Tip—Having a couple of good friends is a matter of self-preservation.
Are there any parents who think rearing children is an easy job? Parenting is such an all-encompassing and relentless job that you desperately need a few good friends who understand the stresses of parenting and support you.
These people are often other parents, but they don’t have to be. For our author Shari Steelsmith, her sister is one of those people. She has children roughly the same age and, for the most part, instantly relates to Steelsmith’s parenting issues on any given day.
“Once, after a particularly difficult afternoon with my then 9-year-old daughter, I phoned her from the car and whispered into the phone, ‘She’s in the back seat.
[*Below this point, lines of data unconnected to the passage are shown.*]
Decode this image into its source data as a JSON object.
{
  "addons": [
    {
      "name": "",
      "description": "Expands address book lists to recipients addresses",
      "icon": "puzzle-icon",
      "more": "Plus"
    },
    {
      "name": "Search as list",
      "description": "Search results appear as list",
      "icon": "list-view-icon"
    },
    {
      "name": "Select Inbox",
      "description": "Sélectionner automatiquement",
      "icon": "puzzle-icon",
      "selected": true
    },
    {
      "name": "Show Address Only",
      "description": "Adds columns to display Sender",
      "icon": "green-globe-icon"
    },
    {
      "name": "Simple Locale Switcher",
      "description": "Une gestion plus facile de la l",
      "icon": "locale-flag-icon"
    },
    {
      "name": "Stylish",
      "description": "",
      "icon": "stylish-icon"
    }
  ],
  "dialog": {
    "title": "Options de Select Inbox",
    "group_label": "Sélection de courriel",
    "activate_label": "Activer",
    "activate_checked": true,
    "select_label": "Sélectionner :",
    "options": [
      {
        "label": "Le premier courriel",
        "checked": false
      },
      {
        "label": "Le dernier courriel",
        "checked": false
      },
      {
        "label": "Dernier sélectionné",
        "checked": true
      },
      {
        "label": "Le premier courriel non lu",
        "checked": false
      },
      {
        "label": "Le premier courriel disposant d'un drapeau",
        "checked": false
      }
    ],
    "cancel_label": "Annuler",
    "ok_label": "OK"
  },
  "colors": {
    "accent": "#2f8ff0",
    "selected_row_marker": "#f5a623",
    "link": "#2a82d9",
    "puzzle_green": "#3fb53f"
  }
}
Can I just drop her off at your house for the rest of the summer?’ My sister laughed and proceeded to talk me down,” recalls Steelsmith.
Therapists Jennifer Brown and Pam Provonsha Hopkins, authors of What Angry Kids Need: Parenting Your Angry Child Without Going Mad, say, “Close friends, extended family, childcare providers, teachers, and coaches can all help create a web of relationships that parents need to avoid making the parenting journey alone.”
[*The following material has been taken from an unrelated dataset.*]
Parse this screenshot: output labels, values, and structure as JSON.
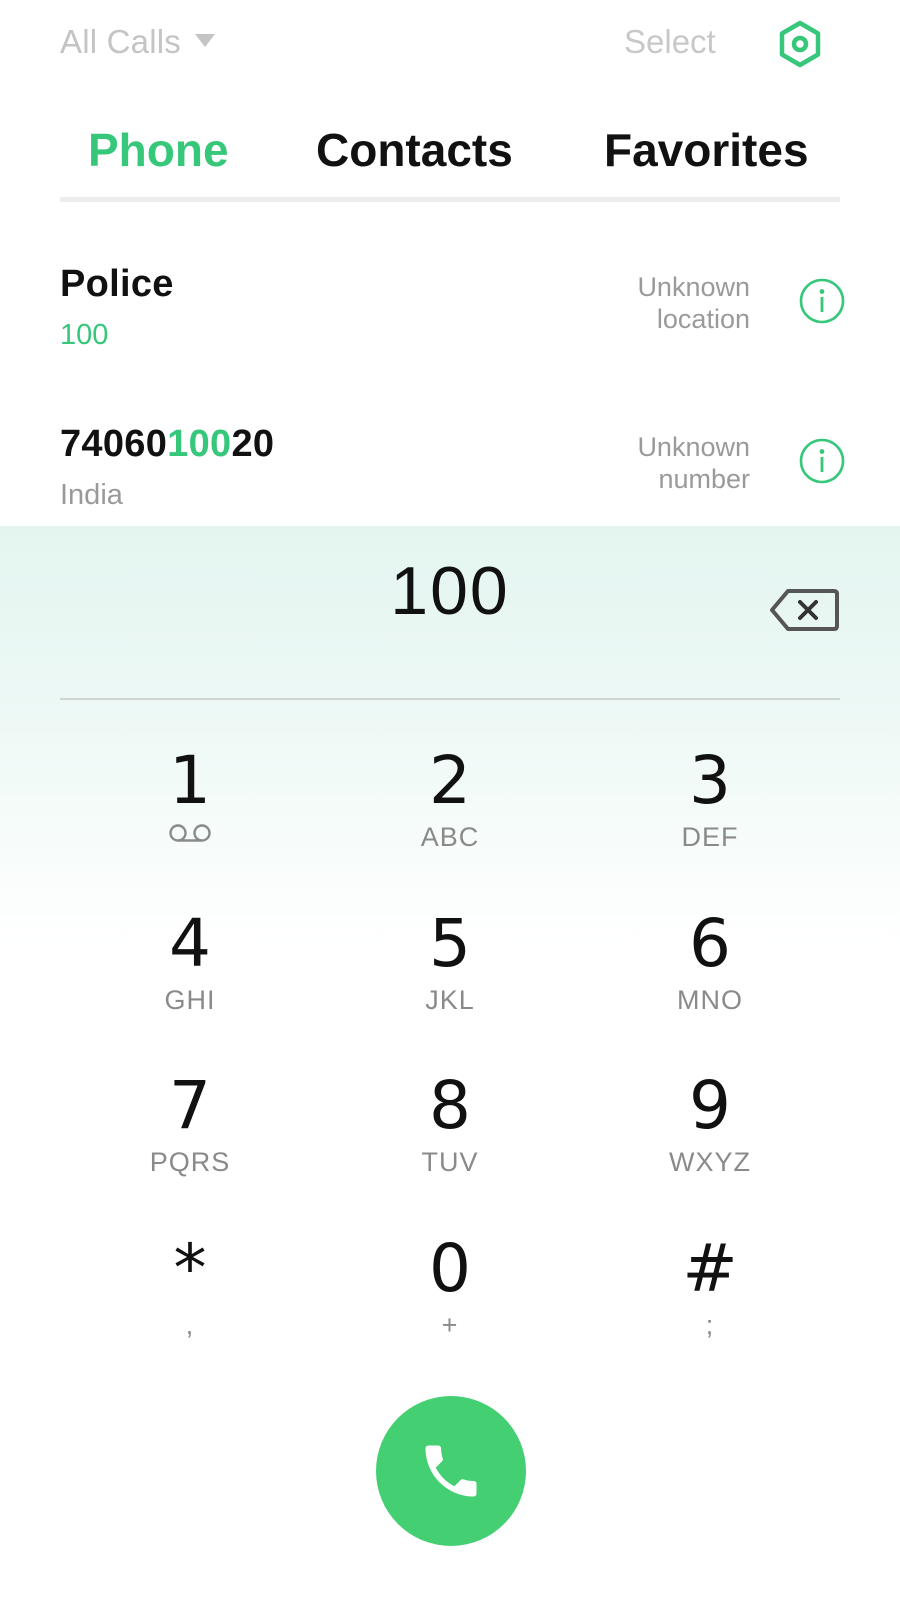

This is even more important if you have a child who has special needs, an intense temperament, or you’re struggling with difficult circumstances such as divorce, deployment, another family member’s chronic illness or bereavement.
Tools—Brown and Hopkins make an important point, “Children need us in so many legitimate ways that consume our physical and emotional energy, it requires us to guard our energy in the places we do have some control.”
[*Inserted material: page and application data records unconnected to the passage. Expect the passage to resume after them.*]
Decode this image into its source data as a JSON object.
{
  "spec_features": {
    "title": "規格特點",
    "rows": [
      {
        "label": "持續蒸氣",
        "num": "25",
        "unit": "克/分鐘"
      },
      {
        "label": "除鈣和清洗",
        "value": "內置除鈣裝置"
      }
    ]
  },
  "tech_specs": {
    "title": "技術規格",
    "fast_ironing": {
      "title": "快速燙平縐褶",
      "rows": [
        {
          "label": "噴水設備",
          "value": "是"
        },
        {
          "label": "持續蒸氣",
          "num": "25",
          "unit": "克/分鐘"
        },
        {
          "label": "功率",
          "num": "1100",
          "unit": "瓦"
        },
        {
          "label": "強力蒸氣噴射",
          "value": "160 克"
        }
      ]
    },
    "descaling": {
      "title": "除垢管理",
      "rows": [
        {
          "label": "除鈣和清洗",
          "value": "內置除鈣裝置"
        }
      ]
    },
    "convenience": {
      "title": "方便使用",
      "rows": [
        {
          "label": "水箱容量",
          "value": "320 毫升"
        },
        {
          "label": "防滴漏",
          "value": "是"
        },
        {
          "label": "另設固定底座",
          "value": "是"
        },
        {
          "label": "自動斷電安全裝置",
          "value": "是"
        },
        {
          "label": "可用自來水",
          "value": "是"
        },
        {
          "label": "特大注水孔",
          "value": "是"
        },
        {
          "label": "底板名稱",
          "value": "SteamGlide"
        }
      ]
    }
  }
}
This means eliminating or setting firm boundaries in adult relationships with those individuals who are needy or critical. Our children deserve our best; if there is a friend or relative who routinely drains your energy or causes tension, then it makes sense to reduce contact.
The following are a few “Characteristics of a Rejuvenating Friendship” drawn from Brown and Hopkins’s helpful book.
- Shared values, parenting beliefs, and goals
- Shared sense of humor about life
- Trust in each other’s judgment and positive intentions
- Safe place to complain, brag, and ask for help
- Freedom to discuss mistakes without fear of criticism
You’ll find more practical tips you can use right now in What Angry Kids Need: Parenting Your Angry Child Without Going Mad by Jennifer Anne Brown, M.S.W. and Pam Provonsha Hopkins, M.S.W.
Reprinted with permission from Parenting Press’s weekly parenting tips, copyright © 2004. www.ParentingPress.com/weekly-parenting-tips.html.